- _Task requirements_
Repeat the data verbatim, images excluded.

- _Supplied records_
=== Section Start ===

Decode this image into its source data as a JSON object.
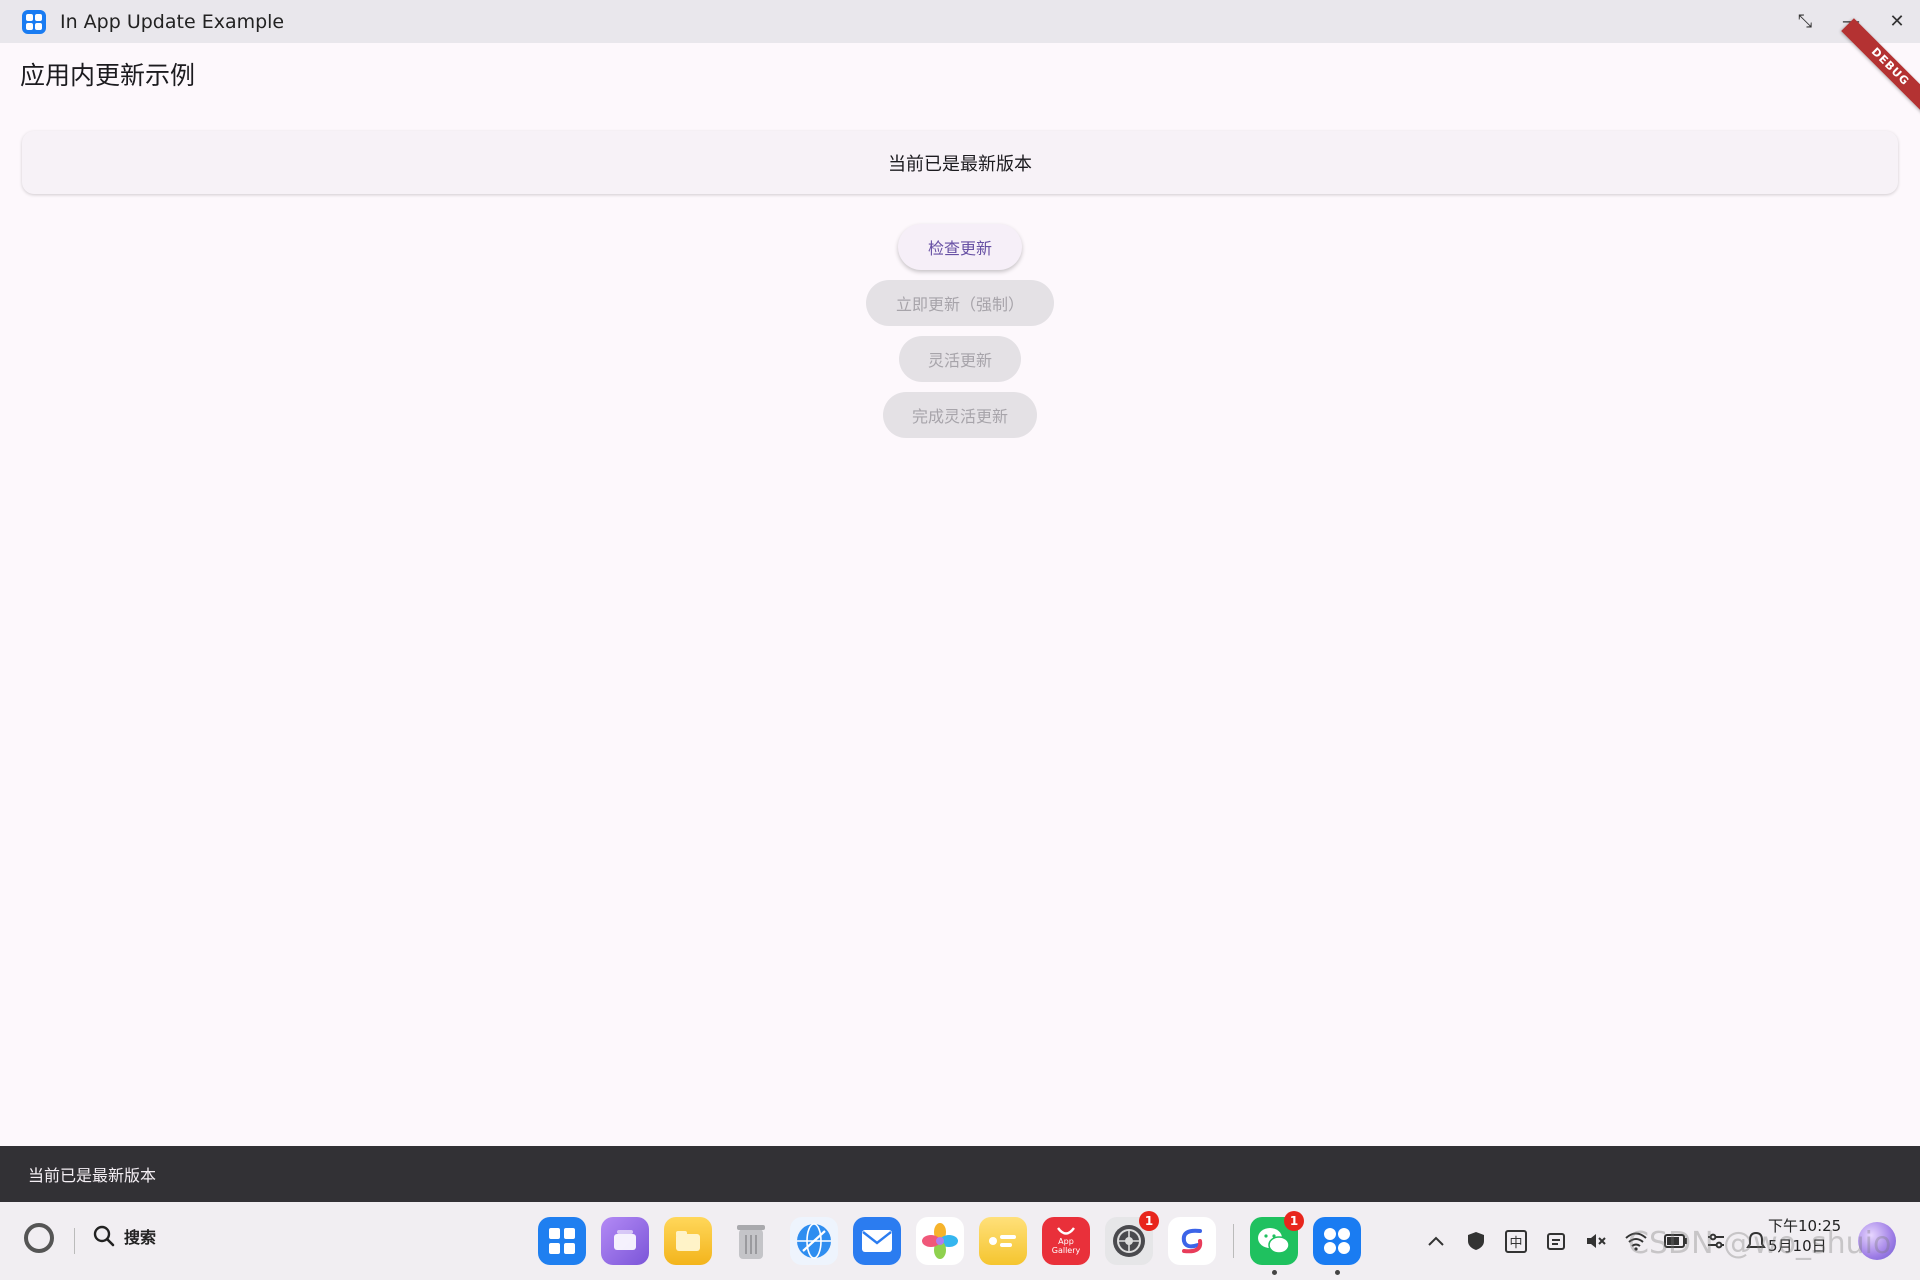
{
  "window": {
    "title": "In App Update Example",
    "restore_glyph": "⤡",
    "minimize_glyph": "—",
    "close_glyph": "✕"
  },
  "debug_banner": "DEBUG",
  "app_bar": {
    "title": "应用内更新示例"
  },
  "status_card": {
    "text": "当前已是最新版本"
  },
  "buttons": {
    "check_update": "检查更新",
    "immediate_update": "立即更新（强制）",
    "flexible_update": "灵活更新",
    "complete_flexible_update": "完成灵活更新"
  },
  "snackbar": {
    "text": "当前已是最新版本"
  },
  "taskbar": {
    "search_label": "搜索",
    "dock": [
      {
        "name": "launcher-icon",
        "color": "#1f7ff0"
      },
      {
        "name": "multitask-icon",
        "color": "#9b6fe8"
      },
      {
        "name": "files-icon",
        "color": "#f6c232"
      },
      {
        "name": "trash-icon",
        "color": "#c9c9cc"
      },
      {
        "name": "browser-icon",
        "color": "#2f8ef0"
      },
      {
        "name": "mail-icon",
        "color": "#2b7cf0"
      },
      {
        "name": "gallery-icon",
        "color": "#f59f2a"
      },
      {
        "name": "notes-icon",
        "color": "#f7cf3c"
      },
      {
        "name": "app-gallery-icon",
        "color": "#e9303a",
        "label": "App Gallery"
      },
      {
        "name": "settings-icon",
        "color": "#4a4a4e",
        "badge": "1"
      },
      {
        "name": "assistant-icon",
        "color": "#ffffff"
      },
      {
        "name": "wechat-icon",
        "color": "#1fc15f",
        "badge": "1"
      },
      {
        "name": "running-app-icon",
        "color": "#1a7cf2"
      }
    ],
    "clock_time": "下午10:25",
    "clock_date": "5月10日",
    "ime_label": "中"
  },
  "watermark": "CSDN @wo_shuio"
}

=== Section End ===

- _Task response_
Decode this image into its source data as a JSON object.
{
  "window": {
    "title": "In App Update Example",
    "restore_glyph": "⤡",
    "minimize_glyph": "—",
    "close_glyph": "✕"
  },
  "debug_banner": "DEBUG",
  "app_bar": {
    "title": "应用内更新示例"
  },
  "status_card": {
    "text": "当前已是最新版本"
  },
  "buttons": {
    "check_update": "检查更新",
    "immediate_update": "立即更新（强制）",
    "flexible_update": "灵活更新",
    "complete_flexible_update": "完成灵活更新"
  },
  "snackbar": {
    "text": "当前已是最新版本"
  },
  "taskbar": {
    "search_label": "搜索",
    "dock": [
      {
        "name": "launcher-icon",
        "color": "#1f7ff0"
      },
      {
        "name": "multitask-icon",
        "color": "#9b6fe8"
      },
      {
        "name": "files-icon",
        "color": "#f6c232"
      },
      {
        "name": "trash-icon",
        "color": "#c9c9cc"
      },
      {
        "name": "browser-icon",
        "color": "#2f8ef0"
      },
      {
        "name": "mail-icon",
        "color": "#2b7cf0"
      },
      {
        "name": "gallery-icon",
        "color": "#f59f2a"
      },
      {
        "name": "notes-icon",
        "color": "#f7cf3c"
      },
      {
        "name": "app-gallery-icon",
        "color": "#e9303a",
        "label": "App Gallery"
      },
      {
        "name": "settings-icon",
        "color": "#4a4a4e",
        "badge": "1"
      },
      {
        "name": "assistant-icon",
        "color": "#ffffff"
      },
      {
        "name": "wechat-icon",
        "color": "#1fc15f",
        "badge": "1"
      },
      {
        "name": "running-app-icon",
        "color": "#1a7cf2"
      }
    ],
    "clock_time": "下午10:25",
    "clock_date": "5月10日",
    "ime_label": "中"
  },
  "watermark": "CSDN @wo_shuio"
}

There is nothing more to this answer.